→ What to do
Set down every entry exactly as it stands, omitting any picture.

→ Task material
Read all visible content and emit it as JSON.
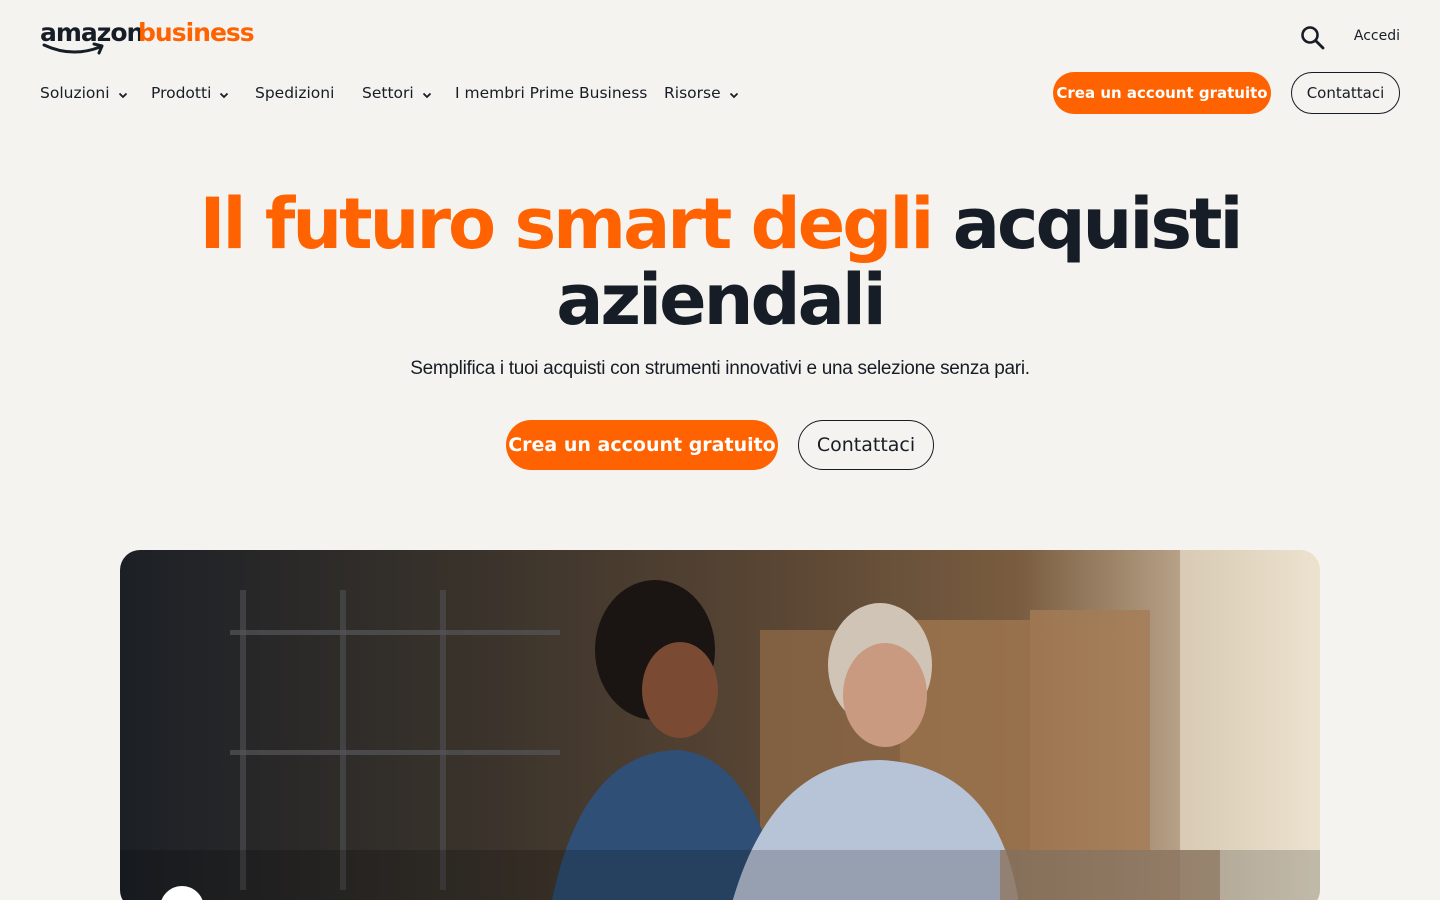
{
  "header": {
    "logo_amazon": "amazon",
    "logo_business": "business",
    "search_icon": "search-icon",
    "signin_label": "Accedi",
    "cta_primary": "Crea un account gratuito",
    "cta_secondary": "Contattaci"
  },
  "nav": {
    "items": [
      {
        "label": "Soluzioni",
        "has_dropdown": true
      },
      {
        "label": "Prodotti",
        "has_dropdown": true
      },
      {
        "label": "Spedizioni",
        "has_dropdown": false
      },
      {
        "label": "Settori",
        "has_dropdown": true
      },
      {
        "label": "I membri Prime Business",
        "has_dropdown": false
      },
      {
        "label": "Risorse",
        "has_dropdown": true
      }
    ]
  },
  "hero": {
    "title_orange": "Il futuro smart degli",
    "title_dark_1": "acquisti",
    "title_dark_2": "aziendali",
    "subtitle": "Semplifica i tuoi acquisti con strumenti innovativi e una selezione senza pari.",
    "cta_primary": "Crea un account gratuito",
    "cta_secondary": "Contattaci",
    "media_icon": "play-icon"
  },
  "colors": {
    "accent": "#ff6200",
    "text": "#161d26",
    "background": "#f5f3ef"
  }
}
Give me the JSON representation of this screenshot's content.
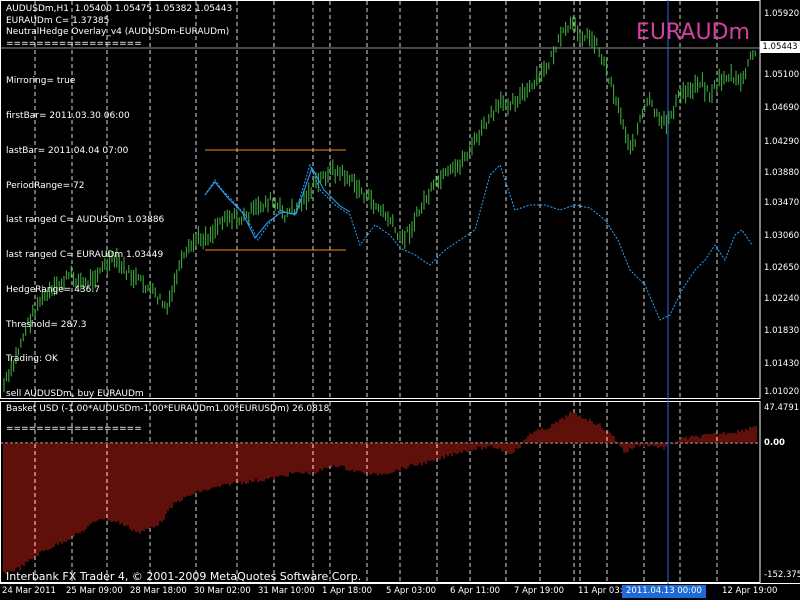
{
  "header": {
    "symbol_line": "AUDUSDm,H1  1.05400 1.05475 1.05382 1.05443",
    "second_symbol_line": "EURAUDm C= 1.37385",
    "indicator_line": "NeutralHedge Overlay_v4 (AUDUSDm-EURAUDm)",
    "separator": "=================="
  },
  "indicator_info": [
    "Mirroring= true",
    "firstBar= 2011.03.30 06:00",
    "lastBar= 2011.04.04 07:00",
    "PeriodRange= 72",
    "last ranged C= AUDUSDm 1.03886",
    "last ranged C= EURAUDm 1.03449",
    "HedgeRange= 436.7",
    "Threshold= 287.3",
    "Trading: OK",
    "sell AUDUSDm, buy EURAUDm",
    "=================="
  ],
  "watermark": "EURAUDm",
  "price_axis": [
    "1.05920",
    "1.05443",
    "1.05100",
    "1.04690",
    "1.04290",
    "1.03880",
    "1.03470",
    "1.03060",
    "1.02650",
    "1.02240",
    "1.01830",
    "1.01430",
    "1.01020"
  ],
  "current_price": "1.05443",
  "subpane": {
    "title": "Basket USD (-1.00*AUDUSDm-1.00*EURAUDm1.00*EURUSDm) 26.0818",
    "max_label": "47.4791",
    "zero_label": "0.00",
    "min_label": "-152.375"
  },
  "time_axis": [
    "24 Mar 2011",
    "25 Mar 09:00",
    "28 Mar 18:00",
    "30 Mar 02:00",
    "31 Mar 10:00",
    "1 Apr 18:00",
    "5 Apr 03:00",
    "6 Apr 11:00",
    "7 Apr 19:00",
    "11 Apr 03:00",
    "",
    "12 Apr 19:00"
  ],
  "crosshair_time": "2011.04.13 00:00",
  "copyright": "Interbank FX Trader 4, © 2001-2009 MetaQuotes Software Corp.",
  "colors": {
    "bars": "#3fa83f",
    "overlay": "#2aa6ff",
    "range_lines": "#f08c14",
    "histogram": "#b01e14",
    "crosshair": "#2a6bd6",
    "watermark": "#d63fa0"
  }
}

→ Worked solution
Read all visible content and emit it as JSON.
{
  "header": {
    "logo_amazon": "amazon",
    "logo_business": "business",
    "search_icon": "search-icon",
    "signin_label": "Accedi",
    "cta_primary": "Crea un account gratuito",
    "cta_secondary": "Contattaci"
  },
  "nav": {
    "items": [
      {
        "label": "Soluzioni",
        "has_dropdown": true
      },
      {
        "label": "Prodotti",
        "has_dropdown": true
      },
      {
        "label": "Spedizioni",
        "has_dropdown": false
      },
      {
        "label": "Settori",
        "has_dropdown": true
      },
      {
        "label": "I membri Prime Business",
        "has_dropdown": false
      },
      {
        "label": "Risorse",
        "has_dropdown": true
      }
    ]
  },
  "hero": {
    "title_orange": "Il futuro smart degli",
    "title_dark_1": "acquisti",
    "title_dark_2": "aziendali",
    "subtitle": "Semplifica i tuoi acquisti con strumenti innovativi e una selezione senza pari.",
    "cta_primary": "Crea un account gratuito",
    "cta_secondary": "Contattaci",
    "media_icon": "play-icon"
  },
  "colors": {
    "accent": "#ff6200",
    "text": "#161d26",
    "background": "#f5f3ef"
  }
}
Give me the JSON representation of this screenshot's content.
{
  "header": {
    "symbol_line": "AUDUSDm,H1  1.05400 1.05475 1.05382 1.05443",
    "second_symbol_line": "EURAUDm C= 1.37385",
    "indicator_line": "NeutralHedge Overlay_v4 (AUDUSDm-EURAUDm)",
    "separator": "=================="
  },
  "indicator_info": [
    "Mirroring= true",
    "firstBar= 2011.03.30 06:00",
    "lastBar= 2011.04.04 07:00",
    "PeriodRange= 72",
    "last ranged C= AUDUSDm 1.03886",
    "last ranged C= EURAUDm 1.03449",
    "HedgeRange= 436.7",
    "Threshold= 287.3",
    "Trading: OK",
    "sell AUDUSDm, buy EURAUDm",
    "=================="
  ],
  "watermark": "EURAUDm",
  "price_axis": [
    "1.05920",
    "1.05443",
    "1.05100",
    "1.04690",
    "1.04290",
    "1.03880",
    "1.03470",
    "1.03060",
    "1.02650",
    "1.02240",
    "1.01830",
    "1.01430",
    "1.01020"
  ],
  "current_price": "1.05443",
  "subpane": {
    "title": "Basket USD (-1.00*AUDUSDm-1.00*EURAUDm1.00*EURUSDm) 26.0818",
    "max_label": "47.4791",
    "zero_label": "0.00",
    "min_label": "-152.375"
  },
  "time_axis": [
    "24 Mar 2011",
    "25 Mar 09:00",
    "28 Mar 18:00",
    "30 Mar 02:00",
    "31 Mar 10:00",
    "1 Apr 18:00",
    "5 Apr 03:00",
    "6 Apr 11:00",
    "7 Apr 19:00",
    "11 Apr 03:00",
    "",
    "12 Apr 19:00"
  ],
  "crosshair_time": "2011.04.13 00:00",
  "copyright": "Interbank FX Trader 4, © 2001-2009 MetaQuotes Software Corp.",
  "colors": {
    "bars": "#3fa83f",
    "overlay": "#2aa6ff",
    "range_lines": "#f08c14",
    "histogram": "#b01e14",
    "crosshair": "#2a6bd6",
    "watermark": "#d63fa0"
  }
}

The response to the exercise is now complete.